YOUR OBJECTIVE
In the listing that follows, copy out each line that includes the word "Position".

EXERCISE MATERIAL
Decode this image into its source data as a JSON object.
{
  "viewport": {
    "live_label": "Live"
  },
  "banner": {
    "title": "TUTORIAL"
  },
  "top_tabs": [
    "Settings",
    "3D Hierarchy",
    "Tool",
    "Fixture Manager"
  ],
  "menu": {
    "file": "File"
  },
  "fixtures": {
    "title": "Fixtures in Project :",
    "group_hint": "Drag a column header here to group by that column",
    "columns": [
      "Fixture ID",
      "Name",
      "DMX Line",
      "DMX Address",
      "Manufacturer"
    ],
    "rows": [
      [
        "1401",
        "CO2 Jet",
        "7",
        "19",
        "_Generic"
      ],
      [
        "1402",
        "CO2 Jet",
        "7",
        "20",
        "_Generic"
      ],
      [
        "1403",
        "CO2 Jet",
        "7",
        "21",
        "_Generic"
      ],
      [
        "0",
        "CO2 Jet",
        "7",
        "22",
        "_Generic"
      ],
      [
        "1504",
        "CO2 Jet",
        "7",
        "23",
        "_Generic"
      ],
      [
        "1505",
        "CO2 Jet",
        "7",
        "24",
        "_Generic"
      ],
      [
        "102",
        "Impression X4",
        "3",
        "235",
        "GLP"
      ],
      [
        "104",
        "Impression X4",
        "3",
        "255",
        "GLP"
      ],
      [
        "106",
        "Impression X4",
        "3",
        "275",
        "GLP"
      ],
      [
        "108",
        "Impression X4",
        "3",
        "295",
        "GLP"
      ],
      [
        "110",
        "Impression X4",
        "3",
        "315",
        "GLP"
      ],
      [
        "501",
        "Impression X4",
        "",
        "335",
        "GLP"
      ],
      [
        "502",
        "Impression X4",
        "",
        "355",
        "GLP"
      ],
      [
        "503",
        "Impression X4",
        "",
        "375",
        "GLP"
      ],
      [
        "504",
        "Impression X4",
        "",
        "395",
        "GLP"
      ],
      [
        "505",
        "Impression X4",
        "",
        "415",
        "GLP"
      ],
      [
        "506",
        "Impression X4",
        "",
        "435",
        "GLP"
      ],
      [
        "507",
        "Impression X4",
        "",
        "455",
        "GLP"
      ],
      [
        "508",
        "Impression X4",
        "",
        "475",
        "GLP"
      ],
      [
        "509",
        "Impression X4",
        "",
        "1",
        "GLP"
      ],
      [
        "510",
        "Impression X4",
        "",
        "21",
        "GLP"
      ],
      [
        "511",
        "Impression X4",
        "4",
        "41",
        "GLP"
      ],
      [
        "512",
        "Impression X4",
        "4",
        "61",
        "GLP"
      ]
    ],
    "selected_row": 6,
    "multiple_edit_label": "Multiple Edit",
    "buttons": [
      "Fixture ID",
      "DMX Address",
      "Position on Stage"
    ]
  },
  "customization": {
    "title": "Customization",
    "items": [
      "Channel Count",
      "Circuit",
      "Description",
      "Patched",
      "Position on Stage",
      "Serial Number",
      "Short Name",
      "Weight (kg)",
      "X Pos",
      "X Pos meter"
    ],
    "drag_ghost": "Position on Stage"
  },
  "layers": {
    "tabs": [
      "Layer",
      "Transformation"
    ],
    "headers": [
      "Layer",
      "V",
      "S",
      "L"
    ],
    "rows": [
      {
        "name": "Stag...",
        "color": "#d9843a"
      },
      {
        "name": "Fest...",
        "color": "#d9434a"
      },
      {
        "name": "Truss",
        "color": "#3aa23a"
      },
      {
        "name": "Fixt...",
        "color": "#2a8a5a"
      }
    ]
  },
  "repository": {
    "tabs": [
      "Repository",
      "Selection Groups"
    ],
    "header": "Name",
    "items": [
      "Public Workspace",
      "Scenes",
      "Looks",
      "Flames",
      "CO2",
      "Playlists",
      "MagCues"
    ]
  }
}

SOLUTION TO THIS EXERCISE
      "Position on Stage"
      "Position on Stage",
    "drag_ghost": "Position on Stage"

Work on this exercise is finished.